Pilgrimages and retreats can be extremely challenging for those of us with an underlying mental condition and even those who do not have a regular practice in mindfulness. For example, there are reports every year of tourists to Jerusalem, a rather powerful liminal space, who exhibit symptoms of the Jerusalem Syndrome, a disorder whereby individuals who had no previous signs of psychosis suffer from an acute episode when there. On the Camino, while not common, it was not unheard of for pilgrims to seek refuge in a bottle after a few days because the discomfort of silence and the space was overwhelming. Sadly, there is an increasing number of pilgrims who bring their iPhones to drown out their inner voices with other people’s noises.
“Liminal spaces force us to confront ourselves, our thoughts, and our emotions and to remove the façade many of us carry.”
Fortunately, mindfulness and emotional intelligence can help us to seek out liminal experiences for their capacity to help us grow and transform. When we are able to bring a greater awareness of our emotional states, we become more willing to step into physical and mental places of discomfort. We are less susceptible to external and internal triggers, we ruminate less, and we worry less about the unknown. Mindfulness and emotional balance allows us sit in presence because we are less preoccupied with what happened or what will happen. By expanding our awareness – and awareness of awareness – we can be more readily available to act with wisdom and discernment and to listen to our inner voices with kindness, without being swept away by their cacophony.
When we build our emotional intelligence, particularly though mindfulness meditation, we build our capacity for resilience and balance, allowing us to better manage the subtle and the tumultuous disruptions of life. As Daniel Goleman and Richard Davidson wrote on the impact of meditation in Altered Traits, “the after is the before for the next during.” In other words, after we meditate, we can make long-lasting internal changes, which alters how we were before the meditation, setting a new baseline before the next practice. With repeated practice, we find strength in stillness and courage in balance.
This practice doesn’t require us to go on a 30-day pilgrimage or a mountain retreat.
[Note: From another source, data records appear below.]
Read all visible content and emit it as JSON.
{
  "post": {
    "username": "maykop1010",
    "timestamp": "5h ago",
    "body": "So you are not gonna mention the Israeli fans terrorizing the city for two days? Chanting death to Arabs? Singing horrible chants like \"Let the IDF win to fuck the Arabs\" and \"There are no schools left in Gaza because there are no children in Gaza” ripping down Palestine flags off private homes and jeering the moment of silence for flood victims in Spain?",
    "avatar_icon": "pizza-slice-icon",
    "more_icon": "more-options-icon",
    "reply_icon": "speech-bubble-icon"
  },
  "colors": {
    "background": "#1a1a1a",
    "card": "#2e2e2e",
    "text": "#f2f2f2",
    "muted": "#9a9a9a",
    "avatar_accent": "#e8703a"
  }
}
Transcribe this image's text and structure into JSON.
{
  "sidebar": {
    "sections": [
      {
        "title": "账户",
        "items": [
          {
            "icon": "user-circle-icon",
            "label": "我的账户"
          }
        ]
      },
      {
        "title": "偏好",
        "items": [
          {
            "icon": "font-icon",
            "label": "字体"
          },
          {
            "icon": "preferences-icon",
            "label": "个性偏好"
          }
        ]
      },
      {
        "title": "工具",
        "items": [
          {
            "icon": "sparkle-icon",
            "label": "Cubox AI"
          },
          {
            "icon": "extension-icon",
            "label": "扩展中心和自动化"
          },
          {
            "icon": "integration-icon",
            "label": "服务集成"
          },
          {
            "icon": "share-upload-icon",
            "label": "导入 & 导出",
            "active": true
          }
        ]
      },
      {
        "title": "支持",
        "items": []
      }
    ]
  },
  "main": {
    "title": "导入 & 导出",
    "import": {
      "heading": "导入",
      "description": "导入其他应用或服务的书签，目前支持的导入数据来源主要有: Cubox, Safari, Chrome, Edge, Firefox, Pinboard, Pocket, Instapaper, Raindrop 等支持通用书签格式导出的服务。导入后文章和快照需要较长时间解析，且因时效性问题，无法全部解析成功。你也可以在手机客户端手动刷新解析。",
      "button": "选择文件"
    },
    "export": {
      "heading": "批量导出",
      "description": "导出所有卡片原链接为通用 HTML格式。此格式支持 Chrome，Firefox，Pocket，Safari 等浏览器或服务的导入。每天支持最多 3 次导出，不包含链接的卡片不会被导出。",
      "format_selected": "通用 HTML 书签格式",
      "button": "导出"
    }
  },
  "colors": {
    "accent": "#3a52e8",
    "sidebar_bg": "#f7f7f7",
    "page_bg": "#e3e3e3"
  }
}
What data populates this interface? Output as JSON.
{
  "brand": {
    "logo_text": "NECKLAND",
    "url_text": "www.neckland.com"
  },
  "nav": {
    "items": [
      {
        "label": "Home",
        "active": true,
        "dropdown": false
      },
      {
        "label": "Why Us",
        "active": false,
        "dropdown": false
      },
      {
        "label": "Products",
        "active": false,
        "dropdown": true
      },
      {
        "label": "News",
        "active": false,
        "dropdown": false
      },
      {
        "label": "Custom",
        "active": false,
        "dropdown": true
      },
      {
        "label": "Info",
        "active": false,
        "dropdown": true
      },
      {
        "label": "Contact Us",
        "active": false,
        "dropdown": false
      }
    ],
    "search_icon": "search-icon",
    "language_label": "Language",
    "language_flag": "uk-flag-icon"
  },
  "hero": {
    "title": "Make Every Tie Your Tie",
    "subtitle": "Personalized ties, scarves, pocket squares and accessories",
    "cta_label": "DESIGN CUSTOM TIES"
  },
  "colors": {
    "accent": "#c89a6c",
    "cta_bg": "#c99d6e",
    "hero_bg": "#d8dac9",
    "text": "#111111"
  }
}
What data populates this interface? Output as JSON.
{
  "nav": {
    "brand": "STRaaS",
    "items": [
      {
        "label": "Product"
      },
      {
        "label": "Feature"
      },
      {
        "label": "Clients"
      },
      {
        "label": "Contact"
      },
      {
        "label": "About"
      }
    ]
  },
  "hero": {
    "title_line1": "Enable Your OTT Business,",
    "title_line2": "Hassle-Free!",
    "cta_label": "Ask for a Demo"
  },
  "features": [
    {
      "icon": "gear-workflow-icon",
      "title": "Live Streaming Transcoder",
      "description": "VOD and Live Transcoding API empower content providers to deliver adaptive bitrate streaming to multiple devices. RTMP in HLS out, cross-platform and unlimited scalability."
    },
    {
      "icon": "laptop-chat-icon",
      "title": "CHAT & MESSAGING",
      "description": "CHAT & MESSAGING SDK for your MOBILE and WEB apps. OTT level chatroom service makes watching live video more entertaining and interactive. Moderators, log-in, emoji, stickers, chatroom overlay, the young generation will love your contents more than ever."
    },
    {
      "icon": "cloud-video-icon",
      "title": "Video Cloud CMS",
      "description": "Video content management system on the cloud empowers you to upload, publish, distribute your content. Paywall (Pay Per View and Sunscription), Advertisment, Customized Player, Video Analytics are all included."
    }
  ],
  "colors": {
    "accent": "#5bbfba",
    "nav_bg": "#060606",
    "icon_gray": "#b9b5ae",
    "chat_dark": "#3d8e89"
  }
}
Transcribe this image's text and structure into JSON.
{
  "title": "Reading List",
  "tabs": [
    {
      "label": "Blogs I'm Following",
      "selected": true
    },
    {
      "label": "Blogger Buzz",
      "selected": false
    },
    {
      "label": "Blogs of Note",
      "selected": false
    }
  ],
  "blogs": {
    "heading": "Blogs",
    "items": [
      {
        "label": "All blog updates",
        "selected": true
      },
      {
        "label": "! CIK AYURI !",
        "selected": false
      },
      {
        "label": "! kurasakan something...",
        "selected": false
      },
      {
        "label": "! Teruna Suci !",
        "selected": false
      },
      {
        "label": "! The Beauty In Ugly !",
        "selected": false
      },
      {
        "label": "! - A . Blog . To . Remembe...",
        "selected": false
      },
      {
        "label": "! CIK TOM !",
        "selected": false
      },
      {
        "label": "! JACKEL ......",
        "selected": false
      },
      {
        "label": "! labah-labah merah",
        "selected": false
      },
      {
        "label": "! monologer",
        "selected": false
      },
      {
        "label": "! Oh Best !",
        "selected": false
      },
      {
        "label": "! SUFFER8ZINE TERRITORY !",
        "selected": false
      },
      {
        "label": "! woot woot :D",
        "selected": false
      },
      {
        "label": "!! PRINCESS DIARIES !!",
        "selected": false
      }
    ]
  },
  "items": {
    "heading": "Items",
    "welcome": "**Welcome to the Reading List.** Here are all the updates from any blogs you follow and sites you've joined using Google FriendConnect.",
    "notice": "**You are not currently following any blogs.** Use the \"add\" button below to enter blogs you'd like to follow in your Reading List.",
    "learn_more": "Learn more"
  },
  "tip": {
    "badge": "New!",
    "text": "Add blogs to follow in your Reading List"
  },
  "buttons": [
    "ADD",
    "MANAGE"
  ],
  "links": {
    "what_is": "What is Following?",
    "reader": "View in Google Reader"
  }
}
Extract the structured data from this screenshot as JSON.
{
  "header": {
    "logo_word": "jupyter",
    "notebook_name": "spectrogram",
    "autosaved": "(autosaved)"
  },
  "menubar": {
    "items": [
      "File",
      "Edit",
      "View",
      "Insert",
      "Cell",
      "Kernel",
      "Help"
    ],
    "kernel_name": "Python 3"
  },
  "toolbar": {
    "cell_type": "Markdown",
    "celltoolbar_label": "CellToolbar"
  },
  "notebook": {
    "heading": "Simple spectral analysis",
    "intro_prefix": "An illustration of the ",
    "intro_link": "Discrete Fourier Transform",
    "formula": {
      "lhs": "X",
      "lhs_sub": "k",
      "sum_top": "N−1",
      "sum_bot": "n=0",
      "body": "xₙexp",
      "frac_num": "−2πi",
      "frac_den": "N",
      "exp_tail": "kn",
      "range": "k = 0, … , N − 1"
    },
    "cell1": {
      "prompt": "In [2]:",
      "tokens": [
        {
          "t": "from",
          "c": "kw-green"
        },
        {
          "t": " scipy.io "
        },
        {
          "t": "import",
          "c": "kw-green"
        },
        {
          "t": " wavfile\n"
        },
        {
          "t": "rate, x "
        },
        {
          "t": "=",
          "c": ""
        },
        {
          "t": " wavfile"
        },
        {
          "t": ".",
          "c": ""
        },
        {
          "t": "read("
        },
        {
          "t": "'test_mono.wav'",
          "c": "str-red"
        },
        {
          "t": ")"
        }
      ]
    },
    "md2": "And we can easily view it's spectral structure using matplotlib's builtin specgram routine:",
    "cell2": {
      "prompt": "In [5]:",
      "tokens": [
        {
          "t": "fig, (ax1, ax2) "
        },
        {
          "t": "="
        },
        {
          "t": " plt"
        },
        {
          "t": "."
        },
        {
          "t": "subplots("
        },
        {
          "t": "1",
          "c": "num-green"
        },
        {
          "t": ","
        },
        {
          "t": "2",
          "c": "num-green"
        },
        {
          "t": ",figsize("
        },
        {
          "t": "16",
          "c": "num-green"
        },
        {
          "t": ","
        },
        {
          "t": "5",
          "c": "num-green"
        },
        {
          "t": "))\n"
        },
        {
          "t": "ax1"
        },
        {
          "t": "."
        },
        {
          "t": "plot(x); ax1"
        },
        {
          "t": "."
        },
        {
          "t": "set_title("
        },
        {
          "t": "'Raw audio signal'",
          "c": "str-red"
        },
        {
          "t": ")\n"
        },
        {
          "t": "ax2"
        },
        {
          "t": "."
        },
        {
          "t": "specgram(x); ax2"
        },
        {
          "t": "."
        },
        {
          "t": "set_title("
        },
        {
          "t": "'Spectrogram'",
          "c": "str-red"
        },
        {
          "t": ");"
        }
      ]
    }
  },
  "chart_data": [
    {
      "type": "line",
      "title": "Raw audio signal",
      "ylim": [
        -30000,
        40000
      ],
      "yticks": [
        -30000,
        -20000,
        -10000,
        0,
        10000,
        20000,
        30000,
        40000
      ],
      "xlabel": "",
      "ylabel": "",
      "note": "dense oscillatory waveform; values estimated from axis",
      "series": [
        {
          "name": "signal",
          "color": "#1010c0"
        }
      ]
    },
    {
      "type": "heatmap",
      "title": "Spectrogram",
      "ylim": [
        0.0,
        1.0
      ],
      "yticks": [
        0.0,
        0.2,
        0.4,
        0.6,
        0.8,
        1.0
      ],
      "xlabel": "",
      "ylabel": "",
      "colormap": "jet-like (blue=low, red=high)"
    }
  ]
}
While those can be valuable and transformative experiences, we can also sit in our bedrooms to enter liminal spaces with awareness and a beginner’s mind, enhancing our ability to embrace life’s constant uncertainties with curiosity and presence.
“Mindfulness and emotional intelligence can help us to seek out liminal experiences for their capacity to help us grow and transform.”
Interested in learning more about mindfulness and the science behind it? Listen to Daniel Goleman read his book, Altered Traits: Science Reveals How Meditation Changes Your Mind, Brain, and Body, written in collaboration with neuroscientist Richard J. Davidson. This audiobook, available as a download or on a reusable USB drive, is the perfect accompaniment to your commute or workout.
If you’d like to work with Belinda and help others develop their Emotional Intelligence, we encourage you to apply for the Daniel Goleman Emotional Intelligence Coaching Certification. This in-depth program, akin to a professional degree, draws upon a range of evidence-based concepts and practices, including the Emotional & Social Intelligence framework. Coaches will gain meaningful new insights to impact their personal and professional lives through online learning, one-on-one guidance from a Meta-Coach, a coaching practicum, and more.